▶ **Action item**
Find how many lines in the material hold the word "true", then state that number and nothing more.

----

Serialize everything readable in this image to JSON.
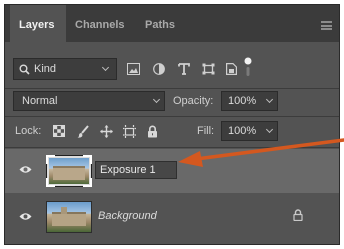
{
  "tabs": [
    {
      "label": "Layers",
      "active": true
    },
    {
      "label": "Channels",
      "active": false
    },
    {
      "label": "Paths",
      "active": false
    }
  ],
  "filter": {
    "kind_label": "Kind",
    "icons": [
      "pixel-filter-icon",
      "adjustment-filter-icon",
      "type-filter-icon",
      "shape-filter-icon",
      "smart-object-filter-icon",
      "filter-toggle-icon"
    ]
  },
  "blend": {
    "mode": "Normal",
    "opacity_label": "Opacity:",
    "opacity_value": "100%"
  },
  "lock": {
    "label": "Lock:",
    "icons": [
      "lock-transparent-pixels-icon",
      "lock-image-pixels-icon",
      "lock-position-icon",
      "lock-artboard-icon",
      "lock-all-icon"
    ],
    "fill_label": "Fill:",
    "fill_value": "100%"
  },
  "layers": [
    {
      "name": "Exposure 1",
      "selected": true,
      "editing": true,
      "locked": false,
      "visible": true
    },
    {
      "name": "Background",
      "selected": false,
      "editing": false,
      "locked": true,
      "visible": true
    }
  ],
  "colors": {
    "panel": "#535353",
    "tabbar": "#3b3b3b",
    "selected_row": "#696969",
    "arrow": "#d4581f"
  }
}
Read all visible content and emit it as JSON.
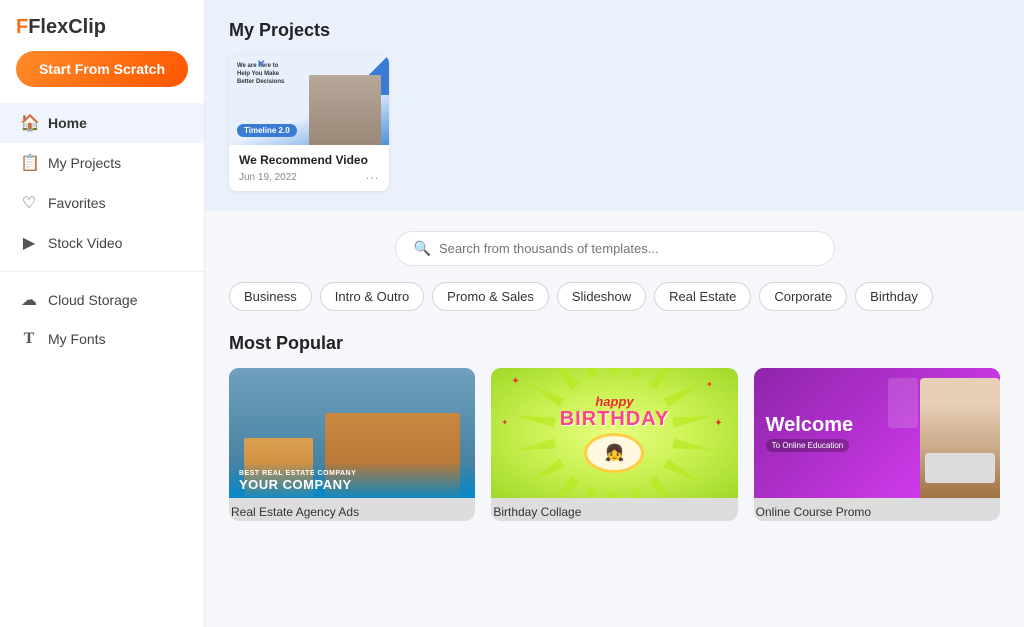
{
  "app": {
    "logo": "FlexClip",
    "logo_f": "F"
  },
  "sidebar": {
    "start_btn": "Start From Scratch",
    "nav_items": [
      {
        "id": "home",
        "label": "Home",
        "icon": "🏠",
        "active": true
      },
      {
        "id": "my-projects",
        "label": "My Projects",
        "icon": "📋",
        "active": false
      },
      {
        "id": "favorites",
        "label": "Favorites",
        "icon": "♡",
        "active": false
      },
      {
        "id": "stock-video",
        "label": "Stock Video",
        "icon": "▶",
        "active": false
      }
    ],
    "nav_items2": [
      {
        "id": "cloud-storage",
        "label": "Cloud Storage",
        "icon": "☁"
      },
      {
        "id": "my-fonts",
        "label": "My Fonts",
        "icon": "T"
      }
    ]
  },
  "projects": {
    "section_title": "My Projects",
    "items": [
      {
        "name": "We Recommend Video",
        "date": "Jun 19, 2022",
        "badge": "Timeline 2.0"
      }
    ]
  },
  "search": {
    "placeholder": "Search from thousands of templates..."
  },
  "categories": [
    {
      "id": "business",
      "label": "Business"
    },
    {
      "id": "intro-outro",
      "label": "Intro & Outro"
    },
    {
      "id": "promo-sales",
      "label": "Promo & Sales"
    },
    {
      "id": "slideshow",
      "label": "Slideshow"
    },
    {
      "id": "real-estate",
      "label": "Real Estate"
    },
    {
      "id": "corporate",
      "label": "Corporate"
    },
    {
      "id": "birthday",
      "label": "Birthday"
    }
  ],
  "most_popular": {
    "title": "Most Popular",
    "templates": [
      {
        "id": "real-estate",
        "label": "Real Estate Agency Ads",
        "company_line": "BEST REAL ESTATE COMPANY",
        "company_name": "YOUR COMPANY"
      },
      {
        "id": "birthday",
        "label": "Birthday Collage",
        "happy": "happy",
        "birthday": "BIRTHDAY"
      },
      {
        "id": "online-course",
        "label": "Online Course Promo",
        "welcome": "Welcome",
        "sub": "To Online Education"
      }
    ]
  }
}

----

▶ **Exercise output**
7